I hacked my way through the multiflora rose to the large tree amidst the jungle-like understory. I then used my hatchet to chop some deep wounds into the bark of the beast, squirted herbicide into it while muttering, “die, die, die!” Yes, I was at that point where one starts talking to herself and muttering cheesy movie lines as the hero starts ratcheting up the body count, because the scenario had already been repeated over and over with no end in sight.
“But she’s a conservationist, and she’s killing trees!” you might be thinking. I am, because my husband and I are trying to wrestle my parents’ forest back from being hijacked and held hostage by Ailanthus altissima, bad guys of the woods. We are trying control them through a USDA-EQIP forestry cost-share program.
Much has been written about this invasive species, but until you try to control a stand of it, you don’t fully appreciate its evil powers. As with most villains, Ailanthus seems to attract other nefarious characters who seem to want to protect it….namely multiflora rose, poison ivy and green briar.
I don’t have enough space here to list all of the negative qualities about Ailanthus, which somehow is also known as “Tree of Heaven.” A quick web search will turn up lots of information. But mainly this tree will grow pretty much anywhere (including sidewalk cracks and concrete walls), is prolific at reproducing, and has an allelopathic effect that suppresses native plant associates in forest succession, so it outcompetes everything else.
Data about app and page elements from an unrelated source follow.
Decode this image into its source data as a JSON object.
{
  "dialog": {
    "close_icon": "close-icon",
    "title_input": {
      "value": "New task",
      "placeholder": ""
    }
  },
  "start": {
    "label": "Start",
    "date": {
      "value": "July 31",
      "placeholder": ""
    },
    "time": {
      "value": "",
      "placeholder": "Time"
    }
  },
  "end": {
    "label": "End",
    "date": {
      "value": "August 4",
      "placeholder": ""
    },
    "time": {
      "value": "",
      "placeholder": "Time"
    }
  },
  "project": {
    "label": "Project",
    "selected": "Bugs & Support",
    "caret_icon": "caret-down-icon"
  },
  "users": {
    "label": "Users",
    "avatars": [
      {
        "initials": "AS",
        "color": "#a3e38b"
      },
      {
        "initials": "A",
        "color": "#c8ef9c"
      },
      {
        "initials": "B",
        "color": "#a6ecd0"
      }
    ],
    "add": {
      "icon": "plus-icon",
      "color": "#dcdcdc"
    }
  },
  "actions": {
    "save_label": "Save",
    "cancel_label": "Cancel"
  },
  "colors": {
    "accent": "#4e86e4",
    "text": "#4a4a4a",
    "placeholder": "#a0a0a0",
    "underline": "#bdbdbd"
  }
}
Wildlife doesn’t like it (it stinks so I understand why), so as it’s crowding out native trees such as oaks and beech that provide good wildlife food and habitat, it’s not bringing anything to the party. A native of China, it was brought to North America as an exotic ornamental shade tree in Philadelphia in 1784. It was marketed as easy and fast growing for cities and farms alike, and boom. We’ve heard these stories so many times.
In addition to the negatives, it’s tough as nails. There’s a variety of control practices out there, but since the trees we are treating are big, we are going with the hack and squirt method. This means one has to sneak up on them, hack around the trunk but not completely girdle it (or it heals over) and squirt herbicide into the cuts within five minutes (before it seals up). Cutting the trees just increases sprouting and creates a bunch of small trees to deal with. Oh, and did I mention that they can produce up to 325,000 seeds in a year? We will be treating these trees for years to come.
Ailanthus looks a lot like walnut or sumac, so people mistakenly let it grow thinking it’s a walnut tree. Once you know what it is, you will see it everywhere. I am amazed at how many people have it growing in their yard or landscaping around the house as a volunteer. If you have Ailanthus, kill it. If your forest is full of it, consider applying through USDA-NRCS for technical assistance and cost-share to control it. A forest management plan is required before any cost-share can be awarded, so contact our office, or your local USDA-NRCS to understand the process.
Michelle Wood oversees the day to day operations of the district and the diverse activities offered to promote clean water and healthy soil. With a lifelong passion for the outdoors and a background in communications, she appreciates the conservation district grassroots model which enables the local board and staff to create programs that meet the conservation needs of Holmes County. Michelle is a member of several statewide committees, including the ODNR Parks Advisory Council and the Clean Ohio Fund Natural Resources Assistance Council. Contact Michelle at 330-674-2811 or at email@example.com